The new ward will keep people closer to home for their care and treatment
Research instrumental in securing £8 million funding for new hospital mental health ward
Researchers who specialise in optimising health services worked with health trusts to produce evidence that secured £8 million in funding for a new mental health ward at Torbay Hospital.
The new ward, which will be operated by Devon Partnership NHS Trust (DPT), will reduce the number of placements that have to be made away from Devon, keeping people closer to home for their care and treatment.
The research, which involved University of Exeter academics, was supported by PenCHORD (the Peninsula Collaboration for Health Operational Research and Development). It is part of the National Institute for Health Research (NIHR) Collaboration for Leadership in Applied Health Research and Care (CLAHRC) South West Peninsula - or PenCLAHRC.
PenCHORD is a group of specialists that help healthcare professionals, commissioners and patients make informed decisions about change in the NHS using Operational Research. The team run an annual Health Service Modelling Associates (HSMA) programme which upskills a number of service employees from across the South West. They are given training, a mentor and day release from their job for one day a week, to tackle a work based research project that can be used by their NHS Trust to solve a specific issue or question.
Karl Vile, Commercial and Operational Lead at DPT joined the HSMA programme at the beginning of 2016. He was tasked with considering how the Trust could change its urgent care pathway to reduce pressure in the system and stop having to send patients out of the county for care.
To address this question, Karl mapped the urgent care processes involved and analysed three years of anonymous patient information. This helped him develop a simulation model to test the impact of a set of hypothetical changes on the current system. He looked at the impact on demand for beds, lengths of stay and delayed discharge, and the number of inpatient beds in the system.
Karl’s research resulted in a number of key findings, most notably that there was pressure in the mental health urgent care system. He calculated that the pressure in the urgent care pathway was equivalent to 47 beds. Additionally this pressure was being managed by purchasing beds outside the area, as well as utilising ‘place of safety’ and extra care areas to hold patients whilst waiting for an inpatient bed.
Karl reported that the Trust needed to reduce demand (including providing alternatives to inpatient admission) ; reduce lengths of stay (including delayed discharge) and increase the number of beds. Additionally DPT inpatient wards were found to have high occupancy levels, often above 100%.

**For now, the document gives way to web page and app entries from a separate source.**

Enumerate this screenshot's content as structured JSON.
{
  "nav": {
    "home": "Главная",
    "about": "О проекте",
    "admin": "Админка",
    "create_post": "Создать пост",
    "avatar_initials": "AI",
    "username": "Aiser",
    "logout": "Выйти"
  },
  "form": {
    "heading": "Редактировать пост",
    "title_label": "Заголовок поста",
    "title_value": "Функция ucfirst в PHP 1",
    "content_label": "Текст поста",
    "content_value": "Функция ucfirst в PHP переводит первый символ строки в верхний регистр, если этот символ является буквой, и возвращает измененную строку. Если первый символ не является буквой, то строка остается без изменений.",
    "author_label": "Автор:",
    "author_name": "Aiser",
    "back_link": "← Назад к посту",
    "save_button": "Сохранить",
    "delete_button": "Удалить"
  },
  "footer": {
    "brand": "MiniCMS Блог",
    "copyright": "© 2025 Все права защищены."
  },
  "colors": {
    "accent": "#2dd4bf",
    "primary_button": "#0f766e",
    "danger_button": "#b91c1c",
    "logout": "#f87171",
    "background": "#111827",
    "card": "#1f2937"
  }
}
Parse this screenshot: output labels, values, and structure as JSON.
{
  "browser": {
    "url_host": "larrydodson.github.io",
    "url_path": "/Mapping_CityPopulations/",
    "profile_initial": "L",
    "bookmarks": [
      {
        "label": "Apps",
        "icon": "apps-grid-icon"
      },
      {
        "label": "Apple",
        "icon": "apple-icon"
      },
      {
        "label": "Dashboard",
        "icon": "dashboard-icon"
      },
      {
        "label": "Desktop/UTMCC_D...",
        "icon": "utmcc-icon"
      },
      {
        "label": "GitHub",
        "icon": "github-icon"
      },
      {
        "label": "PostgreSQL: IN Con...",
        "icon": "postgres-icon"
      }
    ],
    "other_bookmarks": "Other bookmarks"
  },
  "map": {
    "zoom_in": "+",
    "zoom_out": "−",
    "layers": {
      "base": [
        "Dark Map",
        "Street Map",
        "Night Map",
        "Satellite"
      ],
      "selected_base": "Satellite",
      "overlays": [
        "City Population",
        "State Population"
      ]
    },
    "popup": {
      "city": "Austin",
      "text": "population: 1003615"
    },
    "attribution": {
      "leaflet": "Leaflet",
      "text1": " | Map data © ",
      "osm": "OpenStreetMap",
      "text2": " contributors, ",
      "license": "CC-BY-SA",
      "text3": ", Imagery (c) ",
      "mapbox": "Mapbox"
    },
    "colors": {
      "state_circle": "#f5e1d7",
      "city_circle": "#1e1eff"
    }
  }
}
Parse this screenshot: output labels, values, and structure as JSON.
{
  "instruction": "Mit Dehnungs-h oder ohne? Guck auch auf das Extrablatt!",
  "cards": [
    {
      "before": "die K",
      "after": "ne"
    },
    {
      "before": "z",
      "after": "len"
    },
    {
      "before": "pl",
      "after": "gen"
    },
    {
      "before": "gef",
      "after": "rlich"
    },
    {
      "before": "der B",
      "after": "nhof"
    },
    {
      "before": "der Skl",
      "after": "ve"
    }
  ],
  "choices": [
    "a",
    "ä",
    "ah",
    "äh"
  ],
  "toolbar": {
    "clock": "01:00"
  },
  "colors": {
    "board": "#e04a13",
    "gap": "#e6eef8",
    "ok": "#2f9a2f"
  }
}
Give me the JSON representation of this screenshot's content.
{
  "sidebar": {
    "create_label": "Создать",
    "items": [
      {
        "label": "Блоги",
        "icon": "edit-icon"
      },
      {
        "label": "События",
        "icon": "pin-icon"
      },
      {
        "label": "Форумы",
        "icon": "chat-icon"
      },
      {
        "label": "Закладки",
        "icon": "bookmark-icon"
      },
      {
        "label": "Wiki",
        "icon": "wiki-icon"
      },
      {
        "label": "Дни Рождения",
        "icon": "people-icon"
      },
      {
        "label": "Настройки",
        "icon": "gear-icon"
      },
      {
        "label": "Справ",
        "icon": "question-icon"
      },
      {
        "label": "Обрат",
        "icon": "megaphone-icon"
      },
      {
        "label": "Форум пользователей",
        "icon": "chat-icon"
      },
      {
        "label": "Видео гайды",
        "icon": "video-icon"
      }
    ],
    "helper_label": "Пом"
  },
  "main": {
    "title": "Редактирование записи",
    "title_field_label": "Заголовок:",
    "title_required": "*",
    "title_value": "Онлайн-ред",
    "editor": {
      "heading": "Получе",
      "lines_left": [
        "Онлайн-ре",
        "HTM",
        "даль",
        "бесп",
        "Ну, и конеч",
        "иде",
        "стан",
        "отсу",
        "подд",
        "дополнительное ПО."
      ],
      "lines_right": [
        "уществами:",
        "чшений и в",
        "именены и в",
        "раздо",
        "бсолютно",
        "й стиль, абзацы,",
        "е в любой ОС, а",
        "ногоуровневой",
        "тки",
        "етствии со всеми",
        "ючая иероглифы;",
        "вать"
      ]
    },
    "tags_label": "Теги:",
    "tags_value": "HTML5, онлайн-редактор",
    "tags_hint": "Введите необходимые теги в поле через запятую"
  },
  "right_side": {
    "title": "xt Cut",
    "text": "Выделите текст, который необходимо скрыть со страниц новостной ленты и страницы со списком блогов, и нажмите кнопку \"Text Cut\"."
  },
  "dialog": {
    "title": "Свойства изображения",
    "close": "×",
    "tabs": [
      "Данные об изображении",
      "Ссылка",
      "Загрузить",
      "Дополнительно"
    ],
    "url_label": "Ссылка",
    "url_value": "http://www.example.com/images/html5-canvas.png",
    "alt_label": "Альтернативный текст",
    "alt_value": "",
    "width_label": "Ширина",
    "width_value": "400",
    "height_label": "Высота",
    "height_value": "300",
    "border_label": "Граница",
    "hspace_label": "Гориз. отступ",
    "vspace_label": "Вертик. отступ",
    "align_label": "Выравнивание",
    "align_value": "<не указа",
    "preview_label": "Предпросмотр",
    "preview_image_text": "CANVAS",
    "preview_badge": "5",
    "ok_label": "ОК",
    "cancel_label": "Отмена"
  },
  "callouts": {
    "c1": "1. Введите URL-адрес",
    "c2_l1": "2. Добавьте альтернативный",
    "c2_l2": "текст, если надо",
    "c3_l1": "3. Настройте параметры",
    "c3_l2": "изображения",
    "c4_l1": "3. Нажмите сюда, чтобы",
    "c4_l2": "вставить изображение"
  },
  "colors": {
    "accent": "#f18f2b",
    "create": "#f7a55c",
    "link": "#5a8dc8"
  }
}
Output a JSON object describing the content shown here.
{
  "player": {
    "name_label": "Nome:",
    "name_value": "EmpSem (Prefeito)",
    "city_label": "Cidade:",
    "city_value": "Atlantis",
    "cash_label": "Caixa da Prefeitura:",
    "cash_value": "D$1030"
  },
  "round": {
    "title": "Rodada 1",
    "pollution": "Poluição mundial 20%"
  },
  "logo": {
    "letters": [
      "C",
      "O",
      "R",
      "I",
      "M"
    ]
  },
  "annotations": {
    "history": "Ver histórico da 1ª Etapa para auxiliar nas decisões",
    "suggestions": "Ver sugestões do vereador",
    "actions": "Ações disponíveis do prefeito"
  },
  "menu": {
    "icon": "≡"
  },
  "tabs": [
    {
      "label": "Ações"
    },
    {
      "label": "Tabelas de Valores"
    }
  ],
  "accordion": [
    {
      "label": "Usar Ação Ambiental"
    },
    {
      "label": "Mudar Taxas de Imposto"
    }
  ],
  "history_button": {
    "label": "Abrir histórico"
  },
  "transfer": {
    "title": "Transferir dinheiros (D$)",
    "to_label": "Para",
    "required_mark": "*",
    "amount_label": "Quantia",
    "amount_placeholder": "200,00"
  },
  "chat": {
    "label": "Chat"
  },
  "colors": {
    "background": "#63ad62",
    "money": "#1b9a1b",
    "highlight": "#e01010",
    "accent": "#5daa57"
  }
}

The details of Karl Vile’s report were included in DPT’s recently successful application for government investment from a national package designed to modernise and transform NHS services. A £50 million investment will deliver enhanced new facilities and equipment for NHS patients in Devon, of which £8 million will provide essential extra capacity for people who need inpatient care in the form of a new adult mental health ward for Torbay Hospital, which will ultimately reduce the need to send people out of Devon for treatment.
In addition to undertaking the HSMA research project, Karl has continued to work closely with PenCHORD and Devon Partnership Trust’s performance team to develop some detailed geographic modelling, which highlighted where in Devon an additional ward should be built. The team also modelled high intensity users of services and established that a shortage of beds meant that some people were being treated on multiple wards over time, potentially leading to a lack of continuity of care.
Karl said: “I’m delighted to see that this research has helped demonstrate the very real case for funding for this new ward. By having the right number of beds in the right place we can avoid multiple ward stays on different wards, which will reduce overall lengths of stay and improve the continuity of care, which will really benefit people and their families.”
This investment will also help the trust to reduce out of area placements by 2020/21 in line with the five year forward view. Dr Daniel Chalk, Senior Research Fellow and HSMA Programme Lead, PenCLAHRC, said: “Karl's project, and the impact it has generated, demonstrates the huge value of the HSMA Programme. By building capacity within the NHS to allow staff to develop and use simulation models, real changes can be made to improve the way services are delivered, and ultimately, the quality of care that patients receive.
“We are delighted at the news that one of our HSMA projects has led to such a significant positive outcome, and are extremely proud of Karl and all of our 25 HSMAs for delivering projects that have led to real benefits for patients. We remain committed to building Operational Research capacity within the NHS, and are excited about the impact that the HSMA Programme continues to generate.”
Melanie Walker, Chief Executive of Devon Partnership NHS Trust, which provides mental health services, said: “Overall we know that we are 45-50 adult mental health beds short in Devon, when we compare ourselves to other parts of the country, but this this announcement is great news and a major step in the right direction. The funding will enable us to proceed with our plans to build a brand new, 16-bed ward in Torbay – which is the area of the county where we have the greatest need for additional inpatient capacity.
“Our proposal is for the new ward to be located close to our existing wards for adults and older people on the Torbay Hospital site, and we are keen to proceed with the project as quickly as possible. As well as providing a safe, high quality environment for people who require a spell of care in hospital, the new ward will mean that more people can be treated close to home – which is one of our leading priorities.”
Date: 8 January 2019